- _About this task_
Set the entries down once more, exactly as they are worded.

(Beginning of Raw data)

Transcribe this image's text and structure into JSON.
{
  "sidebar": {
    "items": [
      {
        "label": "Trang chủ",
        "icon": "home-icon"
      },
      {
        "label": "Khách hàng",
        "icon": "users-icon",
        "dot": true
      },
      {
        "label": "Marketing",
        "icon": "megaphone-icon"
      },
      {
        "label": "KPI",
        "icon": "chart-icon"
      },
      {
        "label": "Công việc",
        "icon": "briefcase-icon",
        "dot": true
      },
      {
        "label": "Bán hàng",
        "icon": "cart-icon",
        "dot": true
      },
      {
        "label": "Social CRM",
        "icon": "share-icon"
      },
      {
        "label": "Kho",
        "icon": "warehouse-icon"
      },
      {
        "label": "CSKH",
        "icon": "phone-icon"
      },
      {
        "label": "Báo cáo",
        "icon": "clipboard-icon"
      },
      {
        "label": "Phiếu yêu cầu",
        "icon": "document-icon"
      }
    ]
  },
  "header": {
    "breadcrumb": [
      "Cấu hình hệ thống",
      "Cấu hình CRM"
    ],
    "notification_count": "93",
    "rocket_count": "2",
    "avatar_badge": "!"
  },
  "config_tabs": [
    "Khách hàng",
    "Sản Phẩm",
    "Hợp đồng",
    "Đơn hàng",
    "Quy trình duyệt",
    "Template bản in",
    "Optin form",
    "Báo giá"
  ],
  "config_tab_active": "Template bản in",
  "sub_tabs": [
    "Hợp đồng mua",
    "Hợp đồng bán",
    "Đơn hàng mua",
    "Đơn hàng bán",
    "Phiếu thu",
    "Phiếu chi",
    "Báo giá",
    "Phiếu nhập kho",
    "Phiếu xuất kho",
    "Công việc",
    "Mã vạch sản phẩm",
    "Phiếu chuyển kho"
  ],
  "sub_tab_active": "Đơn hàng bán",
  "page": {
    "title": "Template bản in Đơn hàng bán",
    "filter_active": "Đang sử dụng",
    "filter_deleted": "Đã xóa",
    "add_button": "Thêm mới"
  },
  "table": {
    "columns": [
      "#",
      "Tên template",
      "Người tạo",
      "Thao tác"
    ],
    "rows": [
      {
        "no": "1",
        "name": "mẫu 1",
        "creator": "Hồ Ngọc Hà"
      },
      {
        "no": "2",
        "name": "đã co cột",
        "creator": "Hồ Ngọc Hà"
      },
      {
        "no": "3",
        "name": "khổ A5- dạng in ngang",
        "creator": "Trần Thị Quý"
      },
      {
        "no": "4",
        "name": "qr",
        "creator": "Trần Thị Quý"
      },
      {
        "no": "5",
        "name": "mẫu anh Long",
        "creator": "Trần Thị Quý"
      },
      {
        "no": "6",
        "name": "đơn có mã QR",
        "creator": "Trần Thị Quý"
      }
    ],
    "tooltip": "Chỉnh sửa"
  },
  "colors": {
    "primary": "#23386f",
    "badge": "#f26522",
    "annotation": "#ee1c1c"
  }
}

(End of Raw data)

- _Exercise output_
Transcribe this image's text and structure into JSON.
{
  "sidebar": {
    "items": [
      {
        "label": "Trang chủ",
        "icon": "home-icon"
      },
      {
        "label": "Khách hàng",
        "icon": "users-icon",
        "dot": true
      },
      {
        "label": "Marketing",
        "icon": "megaphone-icon"
      },
      {
        "label": "KPI",
        "icon": "chart-icon"
      },
      {
        "label": "Công việc",
        "icon": "briefcase-icon",
        "dot": true
      },
      {
        "label": "Bán hàng",
        "icon": "cart-icon",
        "dot": true
      },
      {
        "label": "Social CRM",
        "icon": "share-icon"
      },
      {
        "label": "Kho",
        "icon": "warehouse-icon"
      },
      {
        "label": "CSKH",
        "icon": "phone-icon"
      },
      {
        "label": "Báo cáo",
        "icon": "clipboard-icon"
      },
      {
        "label": "Phiếu yêu cầu",
        "icon": "document-icon"
      }
    ]
  },
  "header": {
    "breadcrumb": [
      "Cấu hình hệ thống",
      "Cấu hình CRM"
    ],
    "notification_count": "93",
    "rocket_count": "2",
    "avatar_badge": "!"
  },
  "config_tabs": [
    "Khách hàng",
    "Sản Phẩm",
    "Hợp đồng",
    "Đơn hàng",
    "Quy trình duyệt",
    "Template bản in",
    "Optin form",
    "Báo giá"
  ],
  "config_tab_active": "Template bản in",
  "sub_tabs": [
    "Hợp đồng mua",
    "Hợp đồng bán",
    "Đơn hàng mua",
    "Đơn hàng bán",
    "Phiếu thu",
    "Phiếu chi",
    "Báo giá",
    "Phiếu nhập kho",
    "Phiếu xuất kho",
    "Công việc",
    "Mã vạch sản phẩm",
    "Phiếu chuyển kho"
  ],
  "sub_tab_active": "Đơn hàng bán",
  "page": {
    "title": "Template bản in Đơn hàng bán",
    "filter_active": "Đang sử dụng",
    "filter_deleted": "Đã xóa",
    "add_button": "Thêm mới"
  },
  "table": {
    "columns": [
      "#",
      "Tên template",
      "Người tạo",
      "Thao tác"
    ],
    "rows": [
      {
        "no": "1",
        "name": "mẫu 1",
        "creator": "Hồ Ngọc Hà"
      },
      {
        "no": "2",
        "name": "đã co cột",
        "creator": "Hồ Ngọc Hà"
      },
      {
        "no": "3",
        "name": "khổ A5- dạng in ngang",
        "creator": "Trần Thị Quý"
      },
      {
        "no": "4",
        "name": "qr",
        "creator": "Trần Thị Quý"
      },
      {
        "no": "5",
        "name": "mẫu anh Long",
        "creator": "Trần Thị Quý"
      },
      {
        "no": "6",
        "name": "đơn có mã QR",
        "creator": "Trần Thị Quý"
      }
    ],
    "tooltip": "Chỉnh sửa"
  },
  "colors": {
    "primary": "#23386f",
    "badge": "#f26522",
    "annotation": "#ee1c1c"
  }
}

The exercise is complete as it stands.